◆ **Work instructions**
Retype each entry exactly as written, and keep the pictures out of the copy.

◆ **Data for this exercise**
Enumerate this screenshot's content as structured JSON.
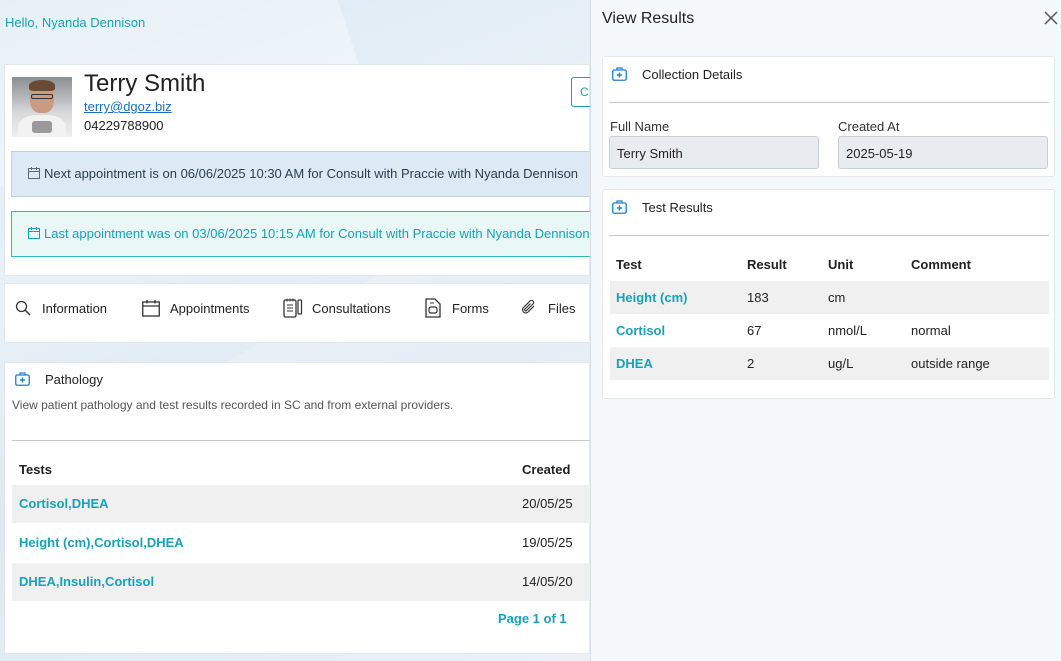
{
  "greeting": "Hello, Nyanda Dennison",
  "patient": {
    "name": "Terry Smith",
    "email": "terry@dgoz.biz",
    "phone": "04229788900",
    "edge_button": "C"
  },
  "alerts": {
    "next": "Next appointment is on 06/06/2025 10:30 AM for Consult with Praccie with Nyanda Dennison",
    "last": "Last appointment was on 03/06/2025 10:15 AM for Consult with Praccie with Nyanda Dennison"
  },
  "tabs": [
    {
      "label": "Information",
      "icon": "search-icon"
    },
    {
      "label": "Appointments",
      "icon": "calendar-icon"
    },
    {
      "label": "Consultations",
      "icon": "notes-icon"
    },
    {
      "label": "Forms",
      "icon": "form-icon"
    },
    {
      "label": "Files",
      "icon": "paperclip-icon"
    }
  ],
  "pathology": {
    "title": "Pathology",
    "description": "View patient pathology and test results recorded in SC and from external providers.",
    "columns": {
      "tests": "Tests",
      "created": "Created"
    },
    "rows": [
      {
        "tests": "Cortisol,DHEA",
        "created": "20/05/25"
      },
      {
        "tests": "Height (cm),Cortisol,DHEA",
        "created": "19/05/25"
      },
      {
        "tests": "DHEA,Insulin,Cortisol",
        "created": "14/05/20"
      }
    ],
    "pager": "Page 1 of 1"
  },
  "panel": {
    "title": "View Results",
    "collection": {
      "title": "Collection Details",
      "full_name_label": "Full Name",
      "full_name": "Terry Smith",
      "created_at_label": "Created At",
      "created_at": "2025-05-19"
    },
    "results": {
      "title": "Test Results",
      "columns": {
        "test": "Test",
        "result": "Result",
        "unit": "Unit",
        "comment": "Comment"
      },
      "rows": [
        {
          "test": "Height (cm)",
          "result": "183",
          "unit": "cm",
          "comment": ""
        },
        {
          "test": "Cortisol",
          "result": "67",
          "unit": "nmol/L",
          "comment": "normal"
        },
        {
          "test": "DHEA",
          "result": "2",
          "unit": "ug/L",
          "comment": "outside range"
        }
      ]
    }
  },
  "colors": {
    "accent": "#17a2b8",
    "link": "#1b6fc8",
    "next_alert_bg": "#dde9f4",
    "last_alert_bg": "#e9f7f6"
  }
}
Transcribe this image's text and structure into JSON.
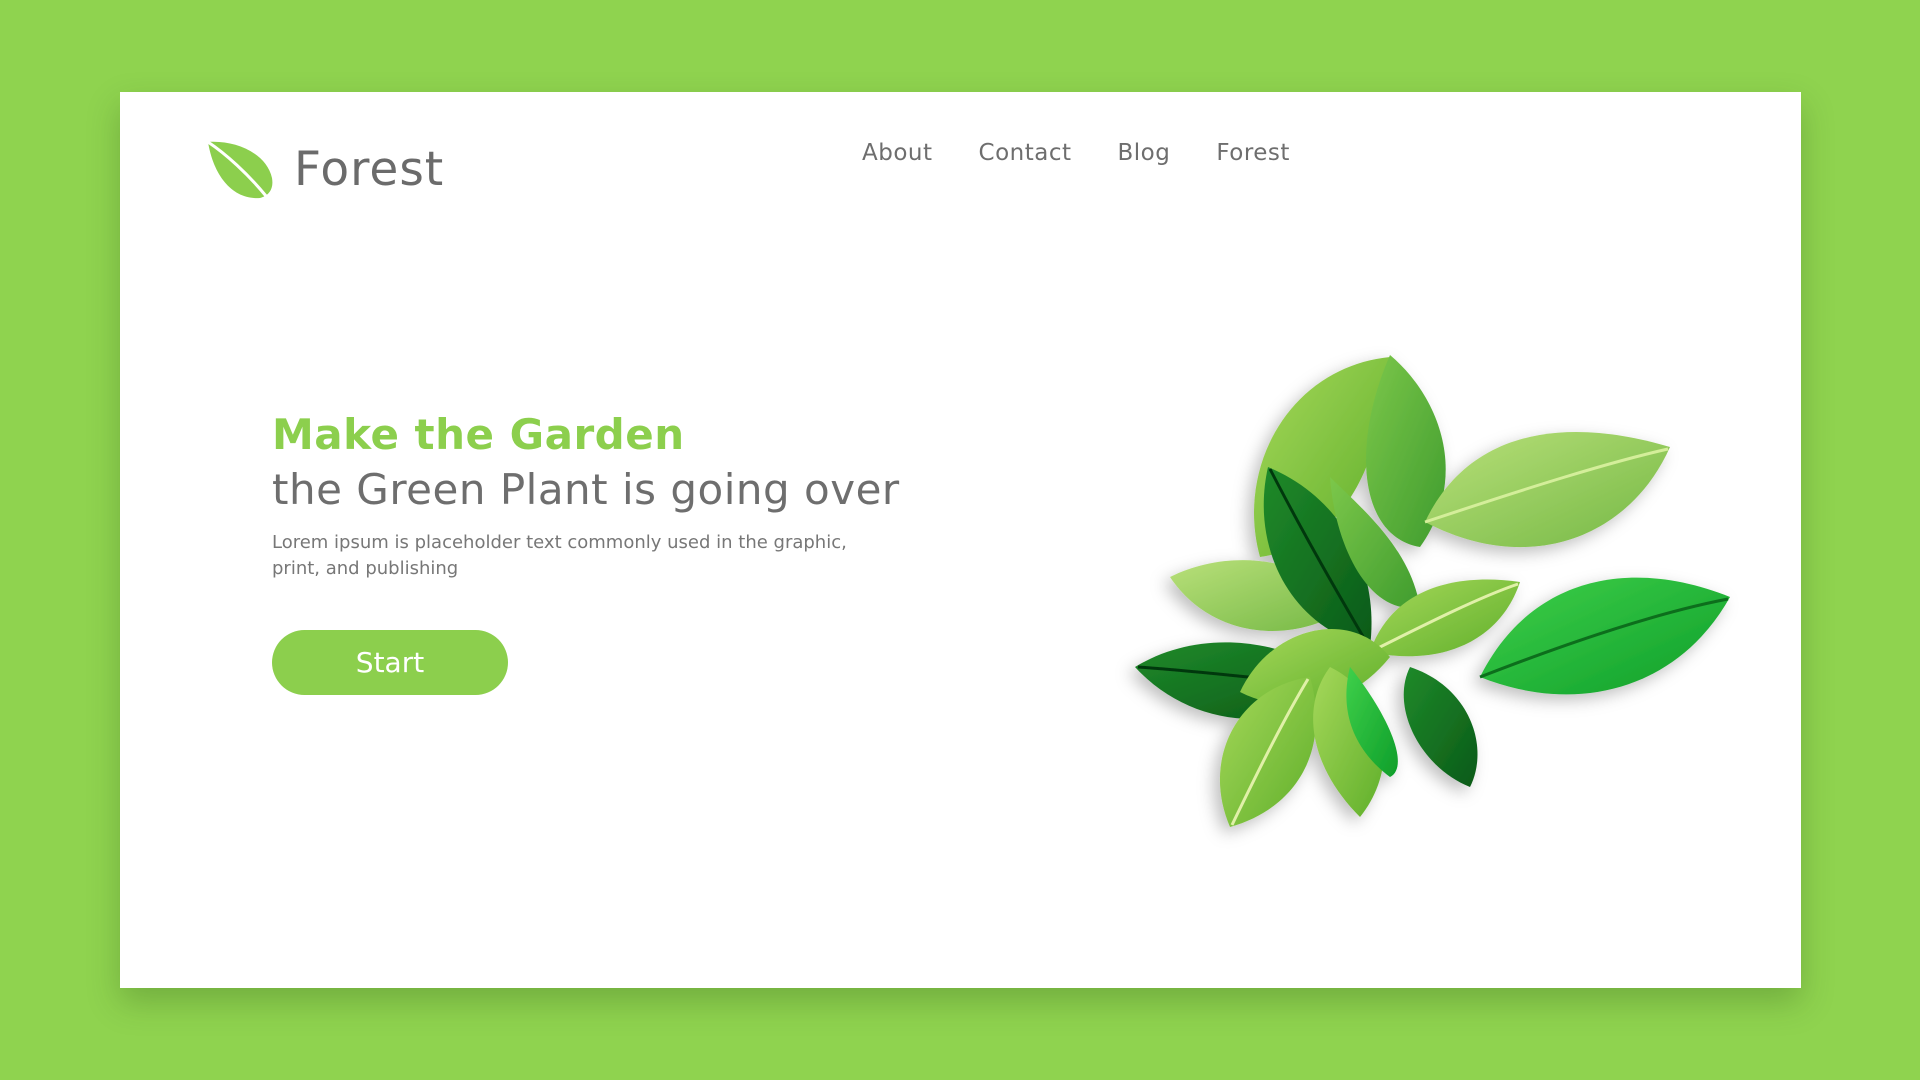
{
  "brand": {
    "name": "Forest",
    "icon": "leaf-icon",
    "color": "#8ccf4d"
  },
  "nav": {
    "items": [
      {
        "label": "About"
      },
      {
        "label": "Contact"
      },
      {
        "label": "Blog"
      },
      {
        "label": "Forest"
      }
    ]
  },
  "hero": {
    "title": "Make the Garden",
    "subtitle": "the Green Plant is going over",
    "description": "Lorem ipsum is placeholder text commonly used in the graphic, print, and publishing",
    "button_label": "Start"
  },
  "illustration": {
    "icon": "leaf-cluster-illustration"
  },
  "colors": {
    "background": "#8fd34f",
    "card": "#ffffff",
    "accent": "#8ccf4d",
    "text": "#6e6e6e"
  }
}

◆ **Written solution**
Enumerate this screenshot's content as structured JSON.
{
  "greeting": "Hello, Nyanda Dennison",
  "patient": {
    "name": "Terry Smith",
    "email": "terry@dgoz.biz",
    "phone": "04229788900",
    "edge_button": "C"
  },
  "alerts": {
    "next": "Next appointment is on 06/06/2025 10:30 AM for Consult with Praccie with Nyanda Dennison",
    "last": "Last appointment was on 03/06/2025 10:15 AM for Consult with Praccie with Nyanda Dennison"
  },
  "tabs": [
    {
      "label": "Information",
      "icon": "search-icon"
    },
    {
      "label": "Appointments",
      "icon": "calendar-icon"
    },
    {
      "label": "Consultations",
      "icon": "notes-icon"
    },
    {
      "label": "Forms",
      "icon": "form-icon"
    },
    {
      "label": "Files",
      "icon": "paperclip-icon"
    }
  ],
  "pathology": {
    "title": "Pathology",
    "description": "View patient pathology and test results recorded in SC and from external providers.",
    "columns": {
      "tests": "Tests",
      "created": "Created"
    },
    "rows": [
      {
        "tests": "Cortisol,DHEA",
        "created": "20/05/25"
      },
      {
        "tests": "Height (cm),Cortisol,DHEA",
        "created": "19/05/25"
      },
      {
        "tests": "DHEA,Insulin,Cortisol",
        "created": "14/05/20"
      }
    ],
    "pager": "Page 1 of 1"
  },
  "panel": {
    "title": "View Results",
    "collection": {
      "title": "Collection Details",
      "full_name_label": "Full Name",
      "full_name": "Terry Smith",
      "created_at_label": "Created At",
      "created_at": "2025-05-19"
    },
    "results": {
      "title": "Test Results",
      "columns": {
        "test": "Test",
        "result": "Result",
        "unit": "Unit",
        "comment": "Comment"
      },
      "rows": [
        {
          "test": "Height (cm)",
          "result": "183",
          "unit": "cm",
          "comment": ""
        },
        {
          "test": "Cortisol",
          "result": "67",
          "unit": "nmol/L",
          "comment": "normal"
        },
        {
          "test": "DHEA",
          "result": "2",
          "unit": "ug/L",
          "comment": "outside range"
        }
      ]
    }
  },
  "colors": {
    "accent": "#17a2b8",
    "link": "#1b6fc8",
    "next_alert_bg": "#dde9f4",
    "last_alert_bg": "#e9f7f6"
  }
}
Transcribe this image's text and structure into JSON.
{
  "brand": {
    "name": "Forest",
    "icon": "leaf-icon",
    "color": "#8ccf4d"
  },
  "nav": {
    "items": [
      {
        "label": "About"
      },
      {
        "label": "Contact"
      },
      {
        "label": "Blog"
      },
      {
        "label": "Forest"
      }
    ]
  },
  "hero": {
    "title": "Make the Garden",
    "subtitle": "the Green Plant is going over",
    "description": "Lorem ipsum is placeholder text commonly used in the graphic, print, and publishing",
    "button_label": "Start"
  },
  "illustration": {
    "icon": "leaf-cluster-illustration"
  },
  "colors": {
    "background": "#8fd34f",
    "card": "#ffffff",
    "accent": "#8ccf4d",
    "text": "#6e6e6e"
  }
}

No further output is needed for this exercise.